*** Begin section ***

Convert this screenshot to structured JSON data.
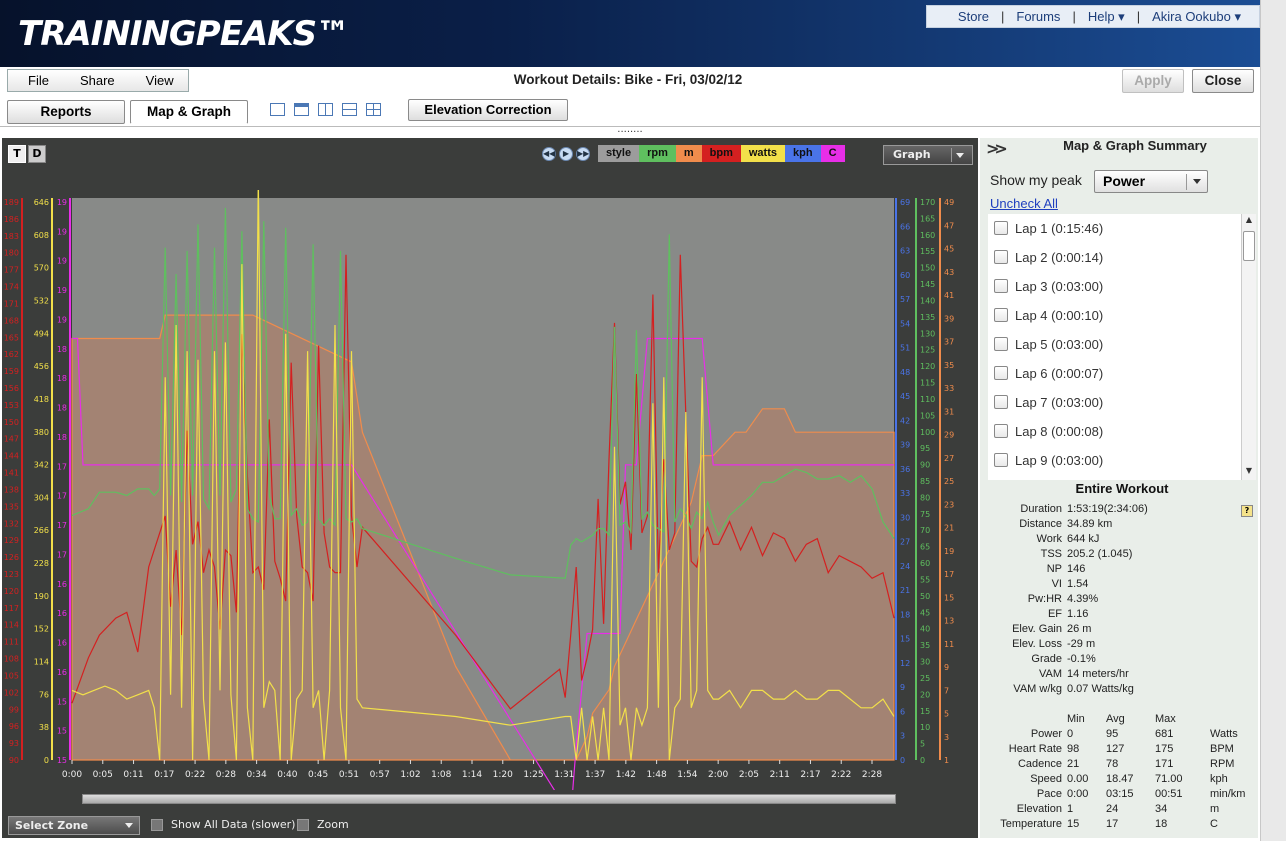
{
  "app": {
    "logo": "TRAININGPEAKS™"
  },
  "topnav": {
    "store": "Store",
    "forums": "Forums",
    "help": "Help ▾",
    "user": "Akira Ookubo ▾",
    "sep": "|"
  },
  "menu": {
    "file": "File",
    "share": "Share",
    "view": "View"
  },
  "window_title": "Workout Details: Bike - Fri, 03/02/12",
  "buttons": {
    "apply": "Apply",
    "close": "Close",
    "elevation": "Elevation Correction"
  },
  "tabs": {
    "reports": "Reports",
    "map_graph": "Map & Graph"
  },
  "graph": {
    "t_btn": "T",
    "d_btn": "D",
    "legend": [
      {
        "label": "style",
        "color": "#9c9c9c"
      },
      {
        "label": "rpm",
        "color": "#5fbf5f"
      },
      {
        "label": "m",
        "color": "#f08c4c"
      },
      {
        "label": "bpm",
        "color": "#d42020"
      },
      {
        "label": "watts",
        "color": "#f2e04a"
      },
      {
        "label": "kph",
        "color": "#4a74e8"
      },
      {
        "label": "C",
        "color": "#e82ee8"
      }
    ],
    "view_select": "Graph",
    "select_zone": "Select Zone",
    "show_all": "Show All Data (slower)",
    "zoom": "Zoom",
    "split": "........"
  },
  "chart_data": {
    "type": "line",
    "x_ticks": [
      "0:00",
      "0:05",
      "0:11",
      "0:17",
      "0:22",
      "0:28",
      "0:34",
      "0:40",
      "0:45",
      "0:51",
      "0:57",
      "1:02",
      "1:08",
      "1:14",
      "1:20",
      "1:25",
      "1:31",
      "1:37",
      "1:42",
      "1:48",
      "1:54",
      "2:00",
      "2:05",
      "2:11",
      "2:17",
      "2:22",
      "2:28"
    ],
    "axes": {
      "bpm": {
        "color": "#d42020",
        "ticks": [
          "189",
          "186",
          "183",
          "180",
          "177",
          "174",
          "171",
          "168",
          "165",
          "162",
          "159",
          "156",
          "153",
          "150",
          "147",
          "144",
          "141",
          "138",
          "135",
          "132",
          "129",
          "126",
          "123",
          "120",
          "117",
          "114",
          "111",
          "108",
          "105",
          "102",
          "99",
          "96",
          "93",
          "90"
        ]
      },
      "watts": {
        "color": "#f2e04a",
        "ticks": [
          "646",
          "608",
          "570",
          "532",
          "494",
          "456",
          "418",
          "380",
          "342",
          "304",
          "266",
          "228",
          "190",
          "152",
          "114",
          "76",
          "38",
          "0"
        ]
      },
      "temp": {
        "color": "#e82ee8",
        "ticks": [
          "19",
          "19",
          "19",
          "19",
          "19",
          "18",
          "18",
          "18",
          "18",
          "17",
          "17",
          "17",
          "17",
          "16",
          "16",
          "16",
          "16",
          "15",
          "15",
          "15"
        ]
      },
      "kph": {
        "color": "#4a74e8",
        "ticks": [
          "69",
          "66",
          "63",
          "60",
          "57",
          "54",
          "51",
          "48",
          "45",
          "42",
          "39",
          "36",
          "33",
          "30",
          "27",
          "24",
          "21",
          "18",
          "15",
          "12",
          "9",
          "6",
          "3",
          "0"
        ]
      },
      "rpm": {
        "color": "#5fbf5f",
        "ticks": [
          "170",
          "165",
          "160",
          "155",
          "150",
          "145",
          "140",
          "135",
          "130",
          "125",
          "120",
          "115",
          "110",
          "105",
          "100",
          "95",
          "90",
          "85",
          "80",
          "75",
          "70",
          "65",
          "60",
          "55",
          "50",
          "45",
          "40",
          "35",
          "30",
          "25",
          "20",
          "15",
          "10",
          "5",
          "0"
        ]
      },
      "m": {
        "color": "#f08c4c",
        "ticks": [
          "49",
          "47",
          "45",
          "43",
          "41",
          "39",
          "37",
          "35",
          "33",
          "31",
          "29",
          "27",
          "25",
          "23",
          "21",
          "19",
          "17",
          "15",
          "13",
          "11",
          "9",
          "7",
          "5",
          "3",
          "1"
        ]
      }
    },
    "series": [
      {
        "name": "m",
        "x": [
          0,
          16,
          17,
          32,
          33,
          51,
          53,
          70,
          80,
          91,
          92,
          94,
          95,
          98,
          99,
          101,
          103,
          105,
          107,
          109,
          111,
          113,
          114,
          115,
          117,
          121,
          123,
          126,
          130,
          132,
          150
        ],
        "y": [
          37,
          37,
          39,
          39,
          39,
          35,
          29,
          9,
          1,
          1,
          1,
          3,
          5,
          7,
          9,
          11,
          13,
          15,
          17,
          19,
          21,
          23,
          25,
          27,
          27,
          29,
          29,
          31,
          31,
          29,
          29
        ]
      },
      {
        "name": "C",
        "x": [
          0,
          1,
          2,
          51,
          91,
          92,
          94,
          100,
          101,
          102,
          103,
          105,
          108,
          111,
          115,
          117,
          133,
          135,
          150
        ],
        "y": [
          18.0,
          18.0,
          17.1,
          17.1,
          14.6,
          15.1,
          15.9,
          15.9,
          17.1,
          17.1,
          17.1,
          18.0,
          18.0,
          18.0,
          18.0,
          17.1,
          17.1,
          17.1,
          17.1
        ]
      },
      {
        "name": "bpm",
        "x": [
          0,
          3,
          5,
          8,
          10,
          12,
          14,
          16,
          17,
          18,
          19,
          20,
          21,
          22,
          23,
          24,
          25,
          26,
          27,
          28,
          29,
          30,
          31,
          32,
          33,
          34,
          35,
          36,
          37,
          38,
          39,
          40,
          41,
          42,
          43,
          44,
          45,
          46,
          47,
          48,
          49,
          50,
          51,
          52,
          53,
          70,
          80,
          89,
          90,
          91,
          92,
          93,
          94,
          95,
          96,
          97,
          98,
          99,
          100,
          101,
          102,
          103,
          104,
          105,
          106,
          107,
          108,
          109,
          110,
          111,
          112,
          113,
          114,
          115,
          116,
          117,
          118,
          120,
          122,
          124,
          126,
          128,
          130,
          132,
          134,
          136,
          138,
          140,
          142,
          144,
          146,
          148,
          150
        ],
        "y": [
          100,
          108,
          112,
          115,
          116,
          109,
          124,
          130,
          133,
          117,
          127,
          112,
          148,
          128,
          132,
          123,
          127,
          124,
          113,
          127,
          126,
          116,
          165,
          140,
          123,
          124,
          120,
          150,
          125,
          122,
          118,
          160,
          133,
          124,
          123,
          118,
          163,
          130,
          124,
          123,
          123,
          179,
          133,
          124,
          131,
          112,
          99,
          106,
          101,
          112,
          124,
          104,
          108,
          113,
          136,
          114,
          143,
          167,
          135,
          139,
          127,
          158,
          130,
          133,
          172,
          123,
          143,
          127,
          130,
          179,
          151,
          125,
          124,
          129,
          131,
          128,
          128,
          132,
          127,
          131,
          126,
          130,
          129,
          125,
          128,
          129,
          123,
          126,
          125,
          124,
          122,
          123,
          115
        ]
      },
      {
        "name": "rpm",
        "x": [
          0,
          3,
          5,
          8,
          10,
          12,
          14,
          15,
          16,
          17,
          18,
          19,
          20,
          21,
          22,
          23,
          24,
          25,
          26,
          27,
          28,
          29,
          30,
          31,
          32,
          33,
          34,
          35,
          36,
          37,
          38,
          39,
          40,
          41,
          42,
          43,
          44,
          45,
          46,
          47,
          48,
          49,
          50,
          51,
          52,
          53,
          70,
          80,
          90,
          91,
          92,
          93,
          94,
          95,
          96,
          97,
          98,
          99,
          100,
          101,
          102,
          103,
          104,
          105,
          106,
          107,
          108,
          109,
          110,
          111,
          112,
          113,
          114,
          115,
          116,
          117,
          118,
          120,
          122,
          124,
          126,
          128,
          130,
          132,
          134,
          136,
          138,
          140,
          142,
          144,
          146,
          148,
          150
        ],
        "y": [
          74,
          76,
          81,
          81,
          80,
          82,
          82,
          80,
          82,
          155,
          80,
          147,
          78,
          154,
          80,
          162,
          79,
          76,
          155,
          80,
          167,
          78,
          82,
          160,
          76,
          73,
          72,
          163,
          80,
          73,
          73,
          161,
          74,
          76,
          71,
          72,
          156,
          73,
          71,
          73,
          71,
          154,
          73,
          72,
          73,
          70,
          61,
          56,
          55,
          65,
          67,
          66,
          67,
          68,
          70,
          70,
          68,
          131,
          71,
          72,
          69,
          130,
          73,
          75,
          71,
          70,
          69,
          159,
          72,
          76,
          74,
          70,
          75,
          73,
          78,
          72,
          68,
          74,
          77,
          80,
          84,
          84,
          86,
          88,
          87,
          85,
          85,
          86,
          84,
          86,
          82,
          72,
          67
        ]
      },
      {
        "name": "watts",
        "x": [
          0,
          2,
          4,
          6,
          8,
          10,
          12,
          14,
          15,
          16,
          17,
          18,
          19,
          20,
          21,
          22,
          23,
          24,
          25,
          26,
          27,
          28,
          29,
          30,
          31,
          32,
          33,
          34,
          35,
          36,
          37,
          38,
          39,
          40,
          41,
          42,
          43,
          44,
          45,
          46,
          47,
          48,
          49,
          50,
          51,
          52,
          53,
          70,
          80,
          90,
          91,
          92,
          93,
          94,
          95,
          96,
          97,
          98,
          99,
          100,
          101,
          102,
          103,
          104,
          105,
          106,
          107,
          108,
          109,
          110,
          111,
          112,
          113,
          114,
          115,
          116,
          117,
          118,
          120,
          122,
          124,
          126,
          128,
          130,
          132,
          134,
          136,
          138,
          140,
          142,
          144,
          146,
          148,
          150
        ],
        "y": [
          80,
          75,
          80,
          85,
          80,
          70,
          75,
          80,
          60,
          0,
          440,
          75,
          500,
          60,
          470,
          0,
          460,
          70,
          0,
          470,
          80,
          480,
          75,
          0,
          570,
          60,
          0,
          670,
          60,
          90,
          80,
          0,
          490,
          0,
          70,
          80,
          470,
          60,
          80,
          0,
          80,
          500,
          60,
          0,
          470,
          70,
          60,
          50,
          40,
          50,
          50,
          0,
          60,
          0,
          50,
          0,
          60,
          0,
          360,
          40,
          60,
          0,
          60,
          40,
          60,
          410,
          60,
          440,
          0,
          60,
          70,
          400,
          60,
          80,
          440,
          80,
          70,
          70,
          80,
          60,
          80,
          80,
          70,
          70,
          80,
          70,
          70,
          80,
          80,
          70,
          60,
          60,
          70,
          50
        ]
      }
    ],
    "xlim": [
      0,
      150
    ]
  },
  "summary": {
    "title": "Map & Graph Summary",
    "peak_label": "Show my peak",
    "peak_value": "Power",
    "uncheck_all": "Uncheck All",
    "laps": [
      "Lap 1 (0:15:46)",
      "Lap 2 (0:00:14)",
      "Lap 3 (0:03:00)",
      "Lap 4 (0:00:10)",
      "Lap 5 (0:03:00)",
      "Lap 6 (0:00:07)",
      "Lap 7 (0:03:00)",
      "Lap 8 (0:00:08)",
      "Lap 9 (0:03:00)"
    ],
    "entire_title": "Entire Workout",
    "help": "?",
    "stats": [
      {
        "k": "Duration",
        "v": "1:53:19(2:34:06)"
      },
      {
        "k": "Distance",
        "v": "34.89 km"
      },
      {
        "k": "Work",
        "v": "644 kJ"
      },
      {
        "k": "TSS",
        "v": "205.2 (1.045)"
      },
      {
        "k": "NP",
        "v": "146"
      },
      {
        "k": "VI",
        "v": "1.54"
      },
      {
        "k": "Pw:HR",
        "v": "4.39%"
      },
      {
        "k": "EF",
        "v": "1.16"
      },
      {
        "k": "Elev. Gain",
        "v": "26 m"
      },
      {
        "k": "Elev. Loss",
        "v": "-29 m"
      },
      {
        "k": "Grade",
        "v": "-0.1%"
      },
      {
        "k": "VAM",
        "v": "14 meters/hr"
      },
      {
        "k": "VAM w/kg",
        "v": "0.07 Watts/kg"
      }
    ],
    "minmax_headers": [
      "Min",
      "Avg",
      "Max"
    ],
    "minmax": [
      {
        "k": "Power",
        "min": "0",
        "avg": "95",
        "max": "681",
        "u": "Watts"
      },
      {
        "k": "Heart Rate",
        "min": "98",
        "avg": "127",
        "max": "175",
        "u": "BPM"
      },
      {
        "k": "Cadence",
        "min": "21",
        "avg": "78",
        "max": "171",
        "u": "RPM"
      },
      {
        "k": "Speed",
        "min": "0.00",
        "avg": "18.47",
        "max": "71.00",
        "u": "kph"
      },
      {
        "k": "Pace",
        "min": "0:00",
        "avg": "03:15",
        "max": "00:51",
        "u": "min/km"
      },
      {
        "k": "Elevation",
        "min": "1",
        "avg": "24",
        "max": "34",
        "u": "m"
      },
      {
        "k": "Temperature",
        "min": "15",
        "avg": "17",
        "max": "18",
        "u": "C"
      }
    ]
  }
}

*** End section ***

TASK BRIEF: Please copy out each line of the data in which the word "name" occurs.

WRITTEN SOLUTION:
        "name": "m",
        "name": "C",
        "name": "bpm",
        "name": "rpm",
        "name": "watts",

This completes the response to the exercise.